Educational video games have been in existence as long as video games themselves. It is far from a new idea that students can be drawn into fun game experiences while having to practice and learn skills. While not typically the most exciting or engrossing games, there are classics like The Oregon Trail, Word Munchers, Math Blaster, Reader Rabbit, Carmen Sandiego, and even Sim City that can still elicit fond memories of school computer labs from the 1980s and 1990s. These “edutainment” titles were some of the better offerings in the genre and were used to give students conceptual practice in their core academic subjects. Surprisingly, many of these games still hold up (and can even be played online in a web browser thanks to the work of archive.org).

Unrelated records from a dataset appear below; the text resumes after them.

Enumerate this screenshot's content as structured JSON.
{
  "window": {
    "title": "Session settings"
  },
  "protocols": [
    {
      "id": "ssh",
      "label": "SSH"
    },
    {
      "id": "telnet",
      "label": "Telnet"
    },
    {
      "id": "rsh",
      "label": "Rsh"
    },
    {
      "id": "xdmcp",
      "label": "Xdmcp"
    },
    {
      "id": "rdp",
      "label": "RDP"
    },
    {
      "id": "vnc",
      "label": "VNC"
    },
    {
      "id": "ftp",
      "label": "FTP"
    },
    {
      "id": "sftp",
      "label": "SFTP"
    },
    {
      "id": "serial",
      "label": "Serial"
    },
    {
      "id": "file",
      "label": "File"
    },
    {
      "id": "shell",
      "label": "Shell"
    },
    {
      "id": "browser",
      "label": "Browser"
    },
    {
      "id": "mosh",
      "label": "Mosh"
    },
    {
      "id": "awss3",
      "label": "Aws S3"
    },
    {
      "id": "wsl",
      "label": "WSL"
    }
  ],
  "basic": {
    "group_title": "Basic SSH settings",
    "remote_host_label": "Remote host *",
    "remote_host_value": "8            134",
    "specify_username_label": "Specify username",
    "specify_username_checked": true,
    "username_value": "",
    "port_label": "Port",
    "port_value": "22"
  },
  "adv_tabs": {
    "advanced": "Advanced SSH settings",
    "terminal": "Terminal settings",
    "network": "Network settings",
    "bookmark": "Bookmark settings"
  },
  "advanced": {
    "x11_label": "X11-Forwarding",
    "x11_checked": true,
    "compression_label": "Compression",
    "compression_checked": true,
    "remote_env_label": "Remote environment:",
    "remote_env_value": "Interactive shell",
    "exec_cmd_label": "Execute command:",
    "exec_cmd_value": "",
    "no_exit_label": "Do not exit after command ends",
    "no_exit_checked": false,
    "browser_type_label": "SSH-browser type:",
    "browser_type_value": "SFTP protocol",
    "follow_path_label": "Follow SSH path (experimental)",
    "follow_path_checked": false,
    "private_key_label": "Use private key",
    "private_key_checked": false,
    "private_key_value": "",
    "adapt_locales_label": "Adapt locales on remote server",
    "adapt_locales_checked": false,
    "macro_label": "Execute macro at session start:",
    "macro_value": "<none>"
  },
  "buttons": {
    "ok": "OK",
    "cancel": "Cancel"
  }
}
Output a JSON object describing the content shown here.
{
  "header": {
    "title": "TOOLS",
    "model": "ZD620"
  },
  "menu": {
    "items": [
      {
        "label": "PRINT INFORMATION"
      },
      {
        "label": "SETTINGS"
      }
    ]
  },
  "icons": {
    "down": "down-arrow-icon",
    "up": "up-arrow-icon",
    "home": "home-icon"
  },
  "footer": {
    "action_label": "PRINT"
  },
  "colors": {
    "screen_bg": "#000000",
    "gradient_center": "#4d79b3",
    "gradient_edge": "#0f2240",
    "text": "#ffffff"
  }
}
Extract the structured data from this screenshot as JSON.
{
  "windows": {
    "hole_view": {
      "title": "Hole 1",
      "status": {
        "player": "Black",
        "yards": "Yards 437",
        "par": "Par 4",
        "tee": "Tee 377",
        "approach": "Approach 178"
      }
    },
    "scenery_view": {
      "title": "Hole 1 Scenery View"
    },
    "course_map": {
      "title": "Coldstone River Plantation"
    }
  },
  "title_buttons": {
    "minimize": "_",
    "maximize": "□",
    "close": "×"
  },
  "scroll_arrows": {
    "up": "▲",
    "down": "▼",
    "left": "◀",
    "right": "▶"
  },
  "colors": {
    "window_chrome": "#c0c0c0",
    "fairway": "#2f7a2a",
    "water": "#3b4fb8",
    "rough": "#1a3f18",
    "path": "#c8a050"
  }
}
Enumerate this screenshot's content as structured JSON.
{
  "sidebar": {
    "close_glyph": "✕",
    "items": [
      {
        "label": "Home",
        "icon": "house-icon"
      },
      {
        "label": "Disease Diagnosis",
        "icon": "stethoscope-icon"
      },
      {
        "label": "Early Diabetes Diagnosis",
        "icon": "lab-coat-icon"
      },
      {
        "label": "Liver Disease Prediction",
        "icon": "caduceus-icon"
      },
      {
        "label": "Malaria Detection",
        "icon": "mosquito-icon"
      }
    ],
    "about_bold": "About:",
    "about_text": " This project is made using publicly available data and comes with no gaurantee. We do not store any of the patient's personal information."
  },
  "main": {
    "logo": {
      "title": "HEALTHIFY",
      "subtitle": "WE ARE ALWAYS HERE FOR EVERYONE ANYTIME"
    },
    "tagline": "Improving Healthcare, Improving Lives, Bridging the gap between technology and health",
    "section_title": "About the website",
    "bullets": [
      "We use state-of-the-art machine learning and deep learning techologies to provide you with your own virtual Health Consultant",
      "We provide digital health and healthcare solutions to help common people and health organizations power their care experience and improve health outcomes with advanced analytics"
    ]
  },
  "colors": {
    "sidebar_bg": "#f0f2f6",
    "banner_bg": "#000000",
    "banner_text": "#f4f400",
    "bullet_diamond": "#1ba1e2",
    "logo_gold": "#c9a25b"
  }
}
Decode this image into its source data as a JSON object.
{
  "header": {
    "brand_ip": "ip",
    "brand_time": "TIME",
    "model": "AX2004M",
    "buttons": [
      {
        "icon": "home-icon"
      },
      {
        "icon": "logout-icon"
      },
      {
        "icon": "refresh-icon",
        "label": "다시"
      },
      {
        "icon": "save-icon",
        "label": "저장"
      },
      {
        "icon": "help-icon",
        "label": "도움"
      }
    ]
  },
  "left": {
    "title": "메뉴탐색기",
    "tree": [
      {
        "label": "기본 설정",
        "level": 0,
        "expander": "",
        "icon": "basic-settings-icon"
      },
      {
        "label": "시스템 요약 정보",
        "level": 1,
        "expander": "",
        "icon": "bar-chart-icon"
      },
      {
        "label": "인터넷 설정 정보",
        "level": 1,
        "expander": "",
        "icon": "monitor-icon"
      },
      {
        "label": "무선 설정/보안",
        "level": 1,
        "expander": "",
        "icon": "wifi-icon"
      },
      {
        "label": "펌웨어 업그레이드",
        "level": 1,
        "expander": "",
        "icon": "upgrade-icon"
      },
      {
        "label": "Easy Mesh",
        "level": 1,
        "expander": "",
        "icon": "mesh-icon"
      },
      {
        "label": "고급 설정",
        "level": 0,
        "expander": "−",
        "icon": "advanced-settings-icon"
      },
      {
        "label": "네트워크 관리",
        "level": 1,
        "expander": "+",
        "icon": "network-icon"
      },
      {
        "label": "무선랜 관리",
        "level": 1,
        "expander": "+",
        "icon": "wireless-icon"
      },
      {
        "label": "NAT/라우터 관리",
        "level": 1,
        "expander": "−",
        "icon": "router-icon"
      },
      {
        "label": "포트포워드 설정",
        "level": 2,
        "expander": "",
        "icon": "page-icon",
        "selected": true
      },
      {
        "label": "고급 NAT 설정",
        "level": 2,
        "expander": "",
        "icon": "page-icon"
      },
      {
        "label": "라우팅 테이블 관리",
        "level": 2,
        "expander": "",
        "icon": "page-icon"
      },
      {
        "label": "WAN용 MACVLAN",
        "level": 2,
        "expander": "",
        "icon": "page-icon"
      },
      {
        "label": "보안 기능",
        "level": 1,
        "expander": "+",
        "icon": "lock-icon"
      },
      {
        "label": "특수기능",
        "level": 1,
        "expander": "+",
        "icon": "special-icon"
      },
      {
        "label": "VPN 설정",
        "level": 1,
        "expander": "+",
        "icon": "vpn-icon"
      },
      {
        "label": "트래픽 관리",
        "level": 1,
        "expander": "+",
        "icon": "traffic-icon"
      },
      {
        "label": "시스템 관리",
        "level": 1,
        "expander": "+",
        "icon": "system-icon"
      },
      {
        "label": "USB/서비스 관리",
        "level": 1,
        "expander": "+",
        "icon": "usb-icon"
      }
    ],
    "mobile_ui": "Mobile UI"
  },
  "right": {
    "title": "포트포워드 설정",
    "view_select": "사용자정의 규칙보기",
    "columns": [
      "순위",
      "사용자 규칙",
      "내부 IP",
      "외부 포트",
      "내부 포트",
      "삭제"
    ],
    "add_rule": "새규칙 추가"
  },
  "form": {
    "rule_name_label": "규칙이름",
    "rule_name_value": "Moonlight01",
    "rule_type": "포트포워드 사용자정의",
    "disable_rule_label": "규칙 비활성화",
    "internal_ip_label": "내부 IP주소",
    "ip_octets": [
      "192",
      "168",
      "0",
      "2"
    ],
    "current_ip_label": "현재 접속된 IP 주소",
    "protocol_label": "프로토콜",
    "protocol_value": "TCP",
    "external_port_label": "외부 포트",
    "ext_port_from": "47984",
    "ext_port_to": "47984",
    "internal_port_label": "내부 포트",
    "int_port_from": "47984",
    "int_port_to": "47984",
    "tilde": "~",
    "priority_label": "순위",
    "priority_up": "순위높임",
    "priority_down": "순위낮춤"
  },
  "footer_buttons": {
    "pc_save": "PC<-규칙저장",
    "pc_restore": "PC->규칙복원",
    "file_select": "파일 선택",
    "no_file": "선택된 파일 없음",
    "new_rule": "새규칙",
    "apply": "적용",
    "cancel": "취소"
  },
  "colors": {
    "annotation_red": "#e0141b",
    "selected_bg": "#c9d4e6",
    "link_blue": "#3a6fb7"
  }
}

These types of games were successful because they utilized the same cycle of challenge and incremental, yet achievable rewards that made their entertainment-focused counterparts work. Students played to reach the next goal, had their successes rewarded by access to a new feature, a new level, or a new animation; students would then (as their teachers would hope) strive to repeat the routine. For the educator, these types of games served to replace some of the rote practice usually reserved for worksheets or book-work. Ideally, if the game was entertaining enough, the student would not feel like they were actually doing work.
Gamification of the Classroom Workflow
In modern classrooms, the concept of leveling-up is being utilized in more progressive ways than just giving student access to educational video games. Some teachers are using sites like Classcraft or ClassDojo to bring the gamification concept into the daily operations of their classrooms. Students earn experience points (XP) for various tasks and submissions in an effort to gain enough XP to literally level-up on the site in the same way they would in their favorite video games. This process has been shown to be successful with certain students.
That being said, there is a fear among some in the education field that this reliance on extrinsic motivation removes the push to develop a student’s innate desire to learn for the sake of knowledge. For this reason, education professionals with experience with gamification concepts often acknowledge the complexities of the gamification debate. All told, the concept of classroom gamification is still very much in its early stages. Time will tell if this trend gains a wider-spread use as school districts increase their adoption of technology in the classroom.
What positive or negative role do you feel the concept of gamification could have in the classroom? What were some of your favorite “edutainment” games? Share your thoughts in the comments below!